Jan. 6 Insurrection Jail
After completing an inspection of the District of Columbia jail complex, the U.S. Marshals Service determined that suspects in the January 6 Capitol insurrection being held at the facility do not need to be removed. Above, protesters loyal to President Donald Trump rally at the U.S. Capitol in Washington, D.C., on January 6, 2021. Jose Luis Magana/AP Photo

Geldart said city officials were working with the federal government to obtain the Marshals Service's full report and have also asked for a copy of a recent inspection by the jail's independent oversight body as well.

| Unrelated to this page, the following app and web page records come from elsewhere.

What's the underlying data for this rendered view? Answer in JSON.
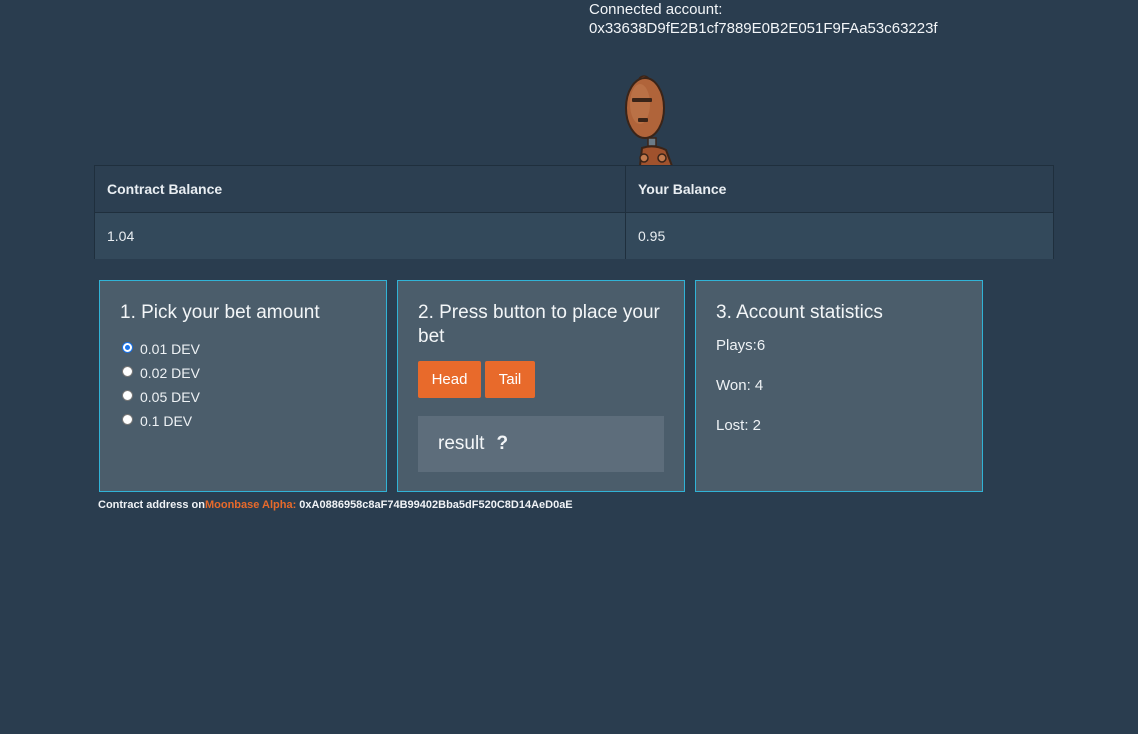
{
  "account": {
    "label": "Connected account:",
    "address": "0x33638D9fE2B1cf7889E0B2E051F9FAa53c63223f"
  },
  "balances": {
    "contract_header": "Contract Balance",
    "your_header": "Your Balance",
    "contract_value": "1.04",
    "your_value": "0.95"
  },
  "bet_panel": {
    "title": "1. Pick your bet amount",
    "options": [
      "0.01 DEV",
      "0.02 DEV",
      "0.05 DEV",
      "0.1 DEV"
    ],
    "selected": "0.01 DEV"
  },
  "place_panel": {
    "title": "2. Press button to place your bet",
    "head_label": "Head",
    "tail_label": "Tail",
    "result_label": "result",
    "result_value": "?"
  },
  "stats_panel": {
    "title": "3. Account statistics",
    "plays": "Plays:6",
    "won": "Won: 4",
    "lost": "Lost: 2"
  },
  "footer": {
    "prefix": "Contract address on",
    "network": "Moonbase Alpha:",
    "address": "0xA0886958c8aF74B99402Bba5dF520C8D14AeD0aE"
  },
  "colors": {
    "background": "#2a3d4f",
    "accent": "#e86a2b",
    "panel_border": "#31b3d6"
  },
  "icons": {
    "mascot": "robot-mascot-icon"
  }
}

"We take seriously the responsibility of caring for justice-involved DC residents and believe they should remain in DC," he said. "DOC leadership is evaluating moving inmates within the facility so that issues raised can be addressed efficiently and expeditiously."

Attorney General Merrick Garland had said during congressional testimony last month that the Marshals were conducting the inspection and the Justice Department was "conducting a review" of the conditions at the jail.

U.S. District Judge Royce Lamberth had summoned the jail officials to court last month in the case of Christopher Worrell, a member of the Proud Boys who has been charged in the January 6 attack who was delayed medical care for a broken wrist. He had been recommended for surgery in June but still hadn't undergone the procedure as of mid-October, in part due to a delay by jail officials in turning over medical documents.

Worrell has been accused of attacking police officers with a pepper spray gel, and prosecutors have alleged he traveled to Washington and coordinated with Proud Boys leading up to the siege.

Other January 6 defendants held at the jail have decried what they say are deplorable conditions there.

More than 630 people have been charged in the January 6 riot, where thousands of pro-Trump supporters stormed the building in an effort to disrupt the certification of President Joe Biden's victory.

Justice Department Documents
In a case involving a January 6 Capitol riot defendant, U.S. District Judge Royce Lamberth held the District of Columbia's corrections director and jail warden in contempt of court on October 13, and asked the Justice Department to investigate whether inmates' civil rights are being abused. Lamberth had summoned the jail officials as part of the criminal case into Christopher Worrell, a member of the Proud Boys who has been charged in the January 6 riot. This photo shows part of the Justice Department's statement of facts in the complaint and arrest warrant for Worrell. Jon Elswick/AP Photo